"There is still a danger," he said. "But the risk of going to war because of the ... bombing has diminished."
In a lengthy interview on Iraqi state television, he assured Iraqis that Washington was ready to help in any way: "The United States has a lot invested in Iraq. Iraq's failures are ours."
Earlier, aides to Shia cleric Muqtada al-Sadr met Sunni religious and political leaders to try to halt four days of bloodshed and made joint calls for Muslim unity.
Al-Sadr denies his black-clad al-Mahdi Army militiamen have been involved in attacks on Sunni mosques.
Two Iraqi Sunnis from Baghdad, meanwhile, told Aljazeera.net about the lawlessness sweeping the Iraqi capital.
Umar al-Umari, an employee at the Ministry of Transportation, said armed men were storming Sunni houses and killing everybody inside.
Police said three Sunni mosques
were attacked overnight
"It's a sectarian cleansing. They are breaking into Sunni houses and killing everybody inside. No government or US forces are seen in the area."
Another Iraqi citizen, who preferred to remain anonymous, said that his uncle, cousin and nephew were killed on Thursday, while praying in Ahmad Rauf mosque.
"My uncle, his son and my nephew were killed while praying just because they were Sunnis."
Also on Saturday, Sadun al-Dulaimi, the Iraqi defence minister warned of the risk of an endless "civil war" as sectarian violence flared again, killing more than 40.
"If there is a civil war in this country it will never end," he said on Saturday as a traffic ban around the capital was extended to Monday after attacks on Sunni mosques and car bomb in a Shia holy city.
"We are ready to fill the streets with armoured vehicles."
Al-Dulaimi called for calm, saying 119 people had been killed since the bombing of the Golden shrine in Samarra at dawn on Wednesday.
Tallies of reports from police suggest the toll is at least twice that, including more than 40 on Saturday.
Police in the capital said they found the bodies of 14 police commandos near one of three Sunni mosques that police said were attacked overnight by armed men wearing black.
A car bomb killed eight people and wounded 31 at a market in the Shia city of Karbala, south of Baghdad.
Near Baquba, police said assailants killed 12 members of one family in what they said was a sectarian attack on Shia.

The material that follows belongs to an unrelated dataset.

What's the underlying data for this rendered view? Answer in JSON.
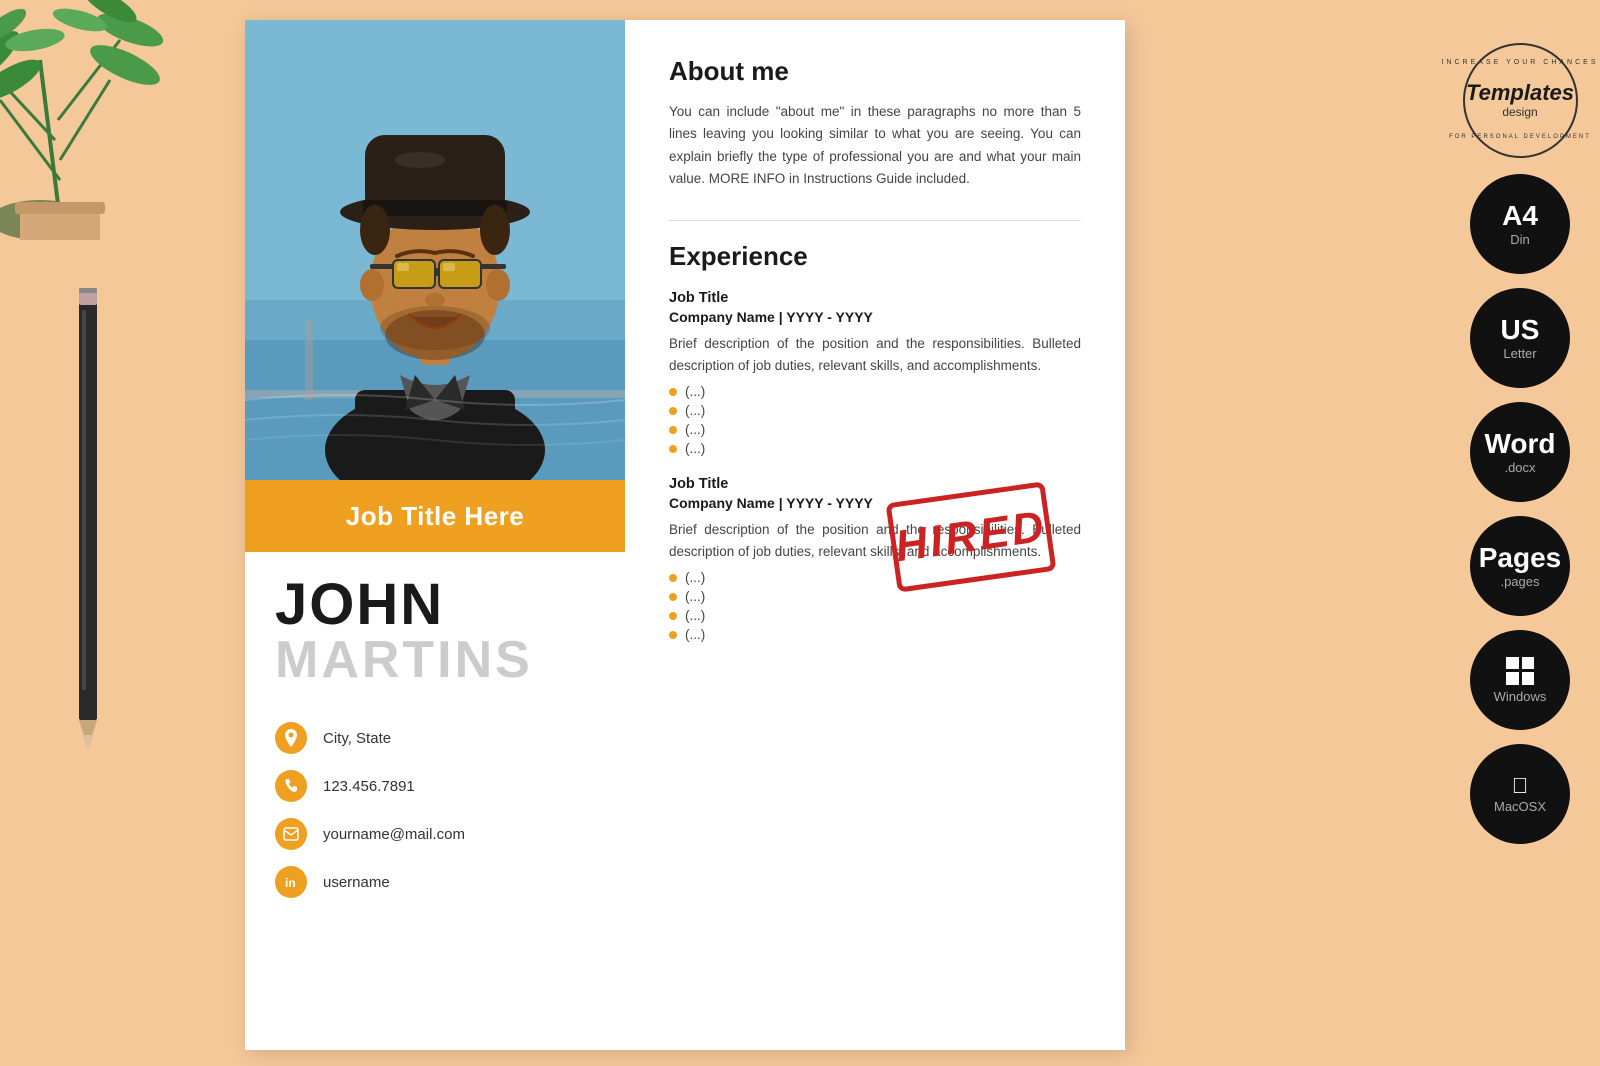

Mortars fell on Shia al-Sadr City in Baghdad, killing three people in one house, an al-Sadr aide said.
"The United States has a lot invested in Iraq. Iraq's failures are ours"
Three others were killed in north Baghdad by a mortar apparently aimed at a Sunni mosque.
Three security men were killed in separate gun and bomb attacks on the funeral cortege in western Baghdad of an Iraqi journalist killed as she reported in Samarra on Wednesday.
Rival Shia leaders deny sending militias against Sunni targets; but shows of force strengthen them in negotiations.
Iraqi and US officials blamed the bloodless but symbolic attack on Samarra's Golden Mosque on al-Qaida, saying it wanted to wreck the project for democracy in Iraq; al-Qaida accused Shia of carrying it out as an excuse for attacks on Sunnis.
Abroad, there has been concern that Iraqi sectarian violence could inflame the entire Middle East if it got out of hand.